[SOURCE DATA — start]

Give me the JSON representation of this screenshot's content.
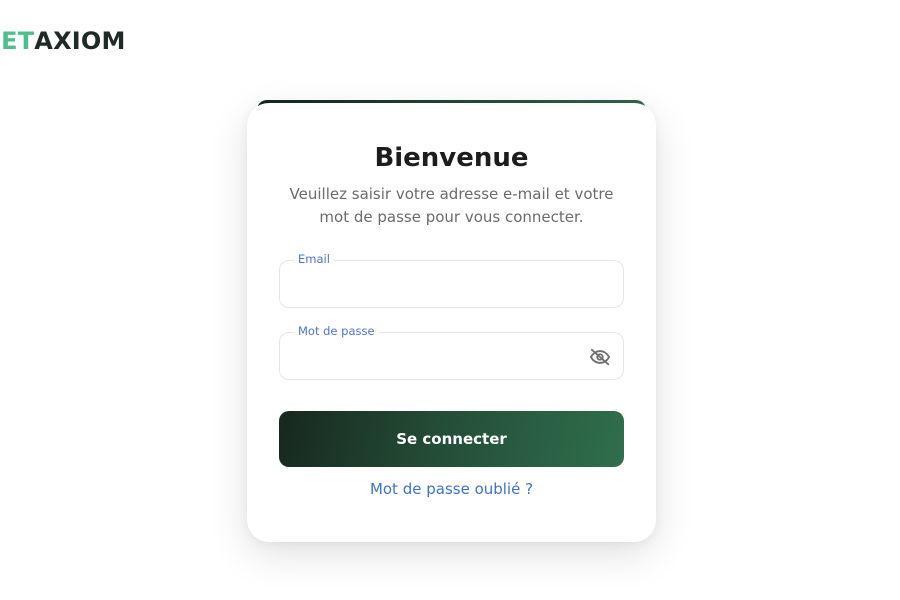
{
  "logo": {
    "part_a": "IET",
    "part_b": "AXIOM",
    "colors": {
      "accent": "#4cc08a",
      "dark": "#1f2a26"
    }
  },
  "login": {
    "title": "Bienvenue",
    "subtitle": "Veuillez saisir votre adresse e-mail et votre mot de passe pour vous connecter.",
    "email": {
      "label": "Email",
      "value": ""
    },
    "password": {
      "label": "Mot de passe",
      "value": "",
      "toggle_icon": "eye-off-icon"
    },
    "submit_label": "Se connecter",
    "forgot_label": "Mot de passe oublié ?"
  },
  "colors": {
    "button_gradient_start": "#17281f",
    "button_gradient_end": "#2f6f4d",
    "label_blue": "#4d73d6",
    "link_blue": "#3a73d1"
  }
}
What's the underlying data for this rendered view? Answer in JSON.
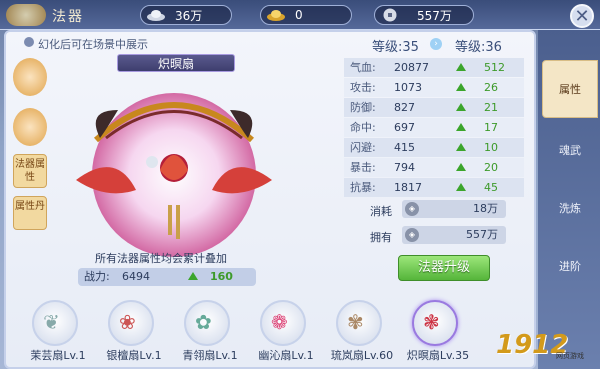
{
  "header": {
    "title": "法器",
    "currencies": [
      {
        "icon": "silver-ingot-icon",
        "value": "36万"
      },
      {
        "icon": "gold-ingot-icon",
        "value": "0"
      },
      {
        "icon": "coin-icon",
        "value": "557万"
      }
    ]
  },
  "left_tabs": [
    {
      "label": "",
      "icon": "fan-illusion-icon"
    },
    {
      "label": "",
      "icon": "fan-book-icon"
    },
    {
      "label": "法器属性"
    },
    {
      "label": "属性丹"
    }
  ],
  "preview": {
    "hint": "幻化后可在场景中展示",
    "item_name": "炽暝扇",
    "stack_note": "所有法器属性均会累计叠加",
    "power_label": "战力:",
    "power_value": "6494",
    "power_gain": "160"
  },
  "level": {
    "current": "等级:35",
    "next": "等级:36"
  },
  "stats": [
    {
      "name": "气血:",
      "value": "20877",
      "gain": "512"
    },
    {
      "name": "攻击:",
      "value": "1073",
      "gain": "26"
    },
    {
      "name": "防御:",
      "value": "827",
      "gain": "21"
    },
    {
      "name": "命中:",
      "value": "697",
      "gain": "17"
    },
    {
      "name": "闪避:",
      "value": "415",
      "gain": "10"
    },
    {
      "name": "暴击:",
      "value": "794",
      "gain": "20"
    },
    {
      "name": "抗暴:",
      "value": "1817",
      "gain": "45"
    }
  ],
  "cost": {
    "consume_label": "消耗",
    "consume_value": "18万",
    "own_label": "拥有",
    "own_value": "557万"
  },
  "upgrade_button": "法器升级",
  "right_tabs": [
    "属性",
    "魂武",
    "洗炼",
    "进阶"
  ],
  "fans": [
    {
      "name": "茉芸扇Lv.1",
      "selected": false
    },
    {
      "name": "银檀扇Lv.1",
      "selected": false
    },
    {
      "name": "青翎扇Lv.1",
      "selected": false
    },
    {
      "name": "幽沁扇Lv.1",
      "selected": false
    },
    {
      "name": "琉岚扇Lv.60",
      "selected": false
    },
    {
      "name": "炽暝扇Lv.35",
      "selected": true
    }
  ],
  "watermark": {
    "brand": "1912",
    "sub": "网页游戏"
  },
  "colors": {
    "accent_green": "#3ba52c",
    "tab_active": "#f4e6c6",
    "header": "#3a4d7a"
  }
}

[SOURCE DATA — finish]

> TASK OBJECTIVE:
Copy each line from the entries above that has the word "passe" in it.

> TASK ANSWER:
    "subtitle": "Veuillez saisir votre adresse e-mail et votre mot de passe pour vous connecter.",
      "label": "Mot de passe",
    "forgot_label": "Mot de passe oublié ?"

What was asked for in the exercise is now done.